Search Tips

Successful searching is largely about being precise.

The tips, techniques, and information here can help you search with precision and find what you need.



How ProQuest interprets your search

Operators, fields, and special characters

Operator precedence

Subject searching


Your search terms can include any letters or numbers.

ProQuest ignores punctuation characters — such as periods, commas, and colons — in your search terms.

Stop words: When processing your search, some search engines ignore very common words you may have included, so-called 'stop words' — like articles (a, an, the) and prepositions (from, with, of). These engines will only search for those words if you somehow flag or mark them in your search, often by enclosing them in parentheses or sometimes with brackets. ProQuest does not recognize any list of 'stop words.' For example, if you search for 'cat in the hat,' ProQuest will search for ‘cat AND in AND the AND hat.’ The default relevance sorting of your results will bring documents that contain all of your search terms — mostly as 'cat in the hat' — to the top of your results list.

Diacritical marks: Indexing and content terms carrying diacritical marks, like umlauts (Ä) or accents, can inconsistently carry the mark, or not. Because of that inconsistency, ProQuest ignores these marks. For example, a search for the word før (Danish for 'before') will not only retrieve for, but will also retrieve all records containing för, fór, and fòr. A search for any of these terms will retrieve the same results.

Some special characters are always going to be interpreted in the context of specific kinds of searching:

Read more about special characters below.

How ProQuest interprets your search

You can search by entering words into a search box without specifying search fields. When you do:

Operators, fields, and special characters

Note: You can enter operators in either lowercase or uppercase - OR will work the same as or.

Operator Description Example
AND Look for documents that contain all of your words or phrases.
Use AND to narrow your search and get fewer results.
food AND nutrition
OR Look for documents that contain any of your words or phrases.
Use OR to broaden your search and get more results.
food OR nutrition
NOT Look for documents that contain one of your search terms, but not the other.  nursing NOT shortage

Look for documents that contain two search terms, in any order, within a specified number of words apart.  Replace ‘n’ with a number.
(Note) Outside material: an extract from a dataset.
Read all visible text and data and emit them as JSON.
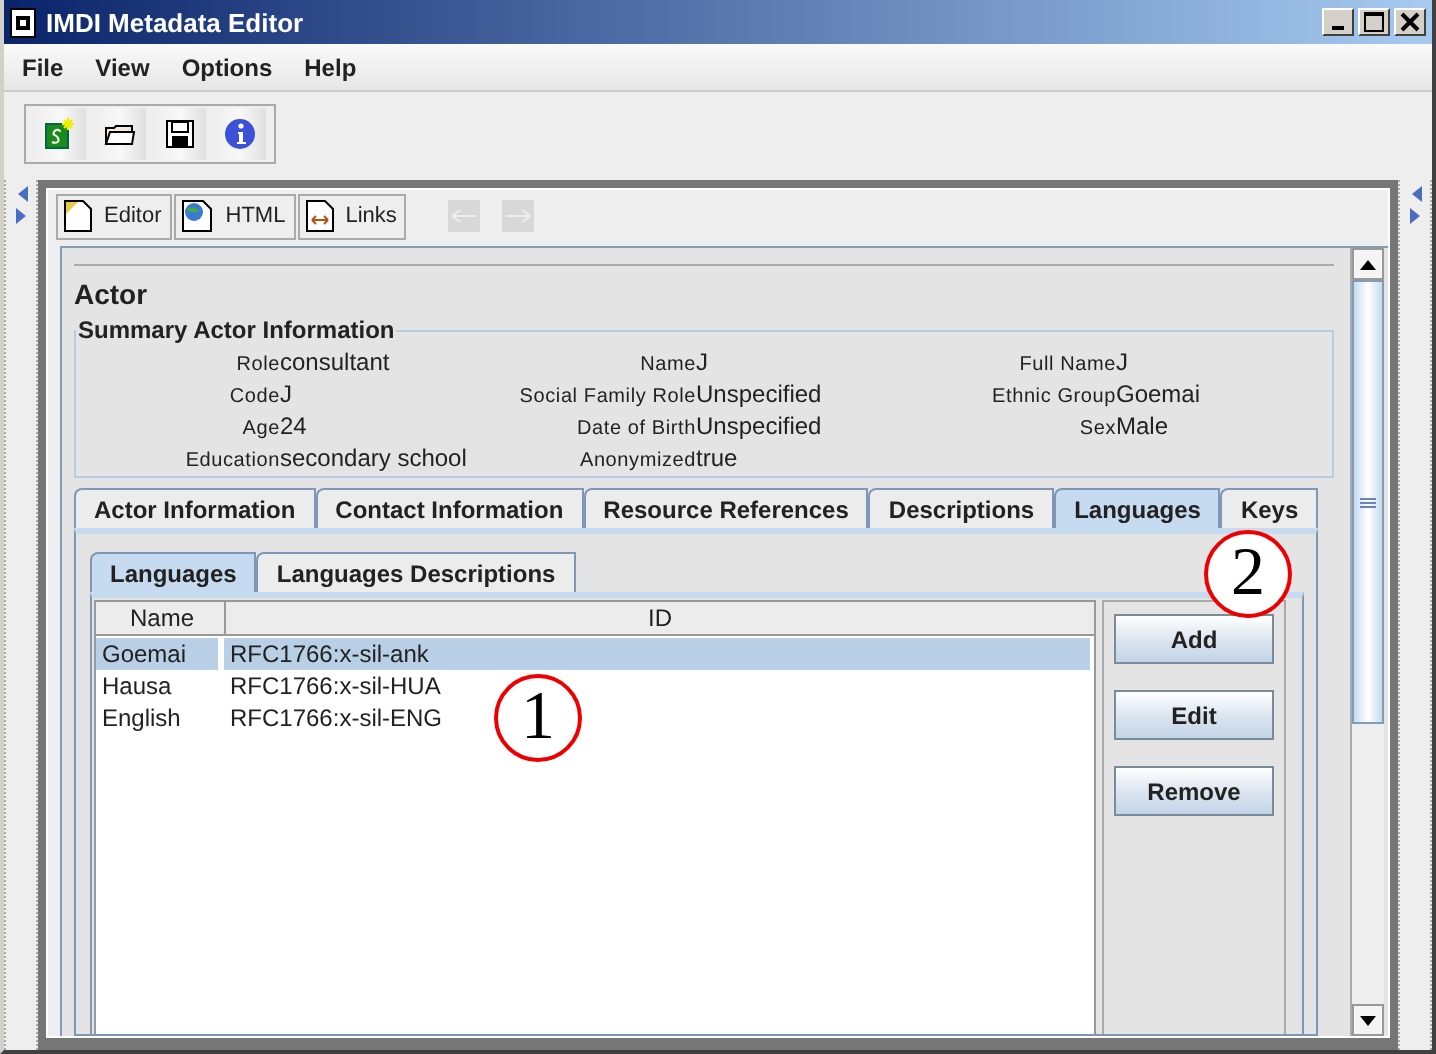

In the example, 3 means within 3 words. 

Used alone, NEAR defaults to NEAR/4.

nursing NEAR/3 education


Brings back results with the letters in parenthesis in capital letters

Important to know: Ensure that there is no space between the ALLCAPS command and the open parens. ie. ALLCAPS(idea) 

ALLCAPS(epa) brings back results with the three liters EPA in all caps.

Order of Operands

The query builder works from left to right so any Boolean connectors and other operators are read in that order.

To create a query nesting ORs and ANDs (etc) to your specifications, use

Subject searching with thesauri

With a thesaurus open, you can:

See Thesaurus to learn more.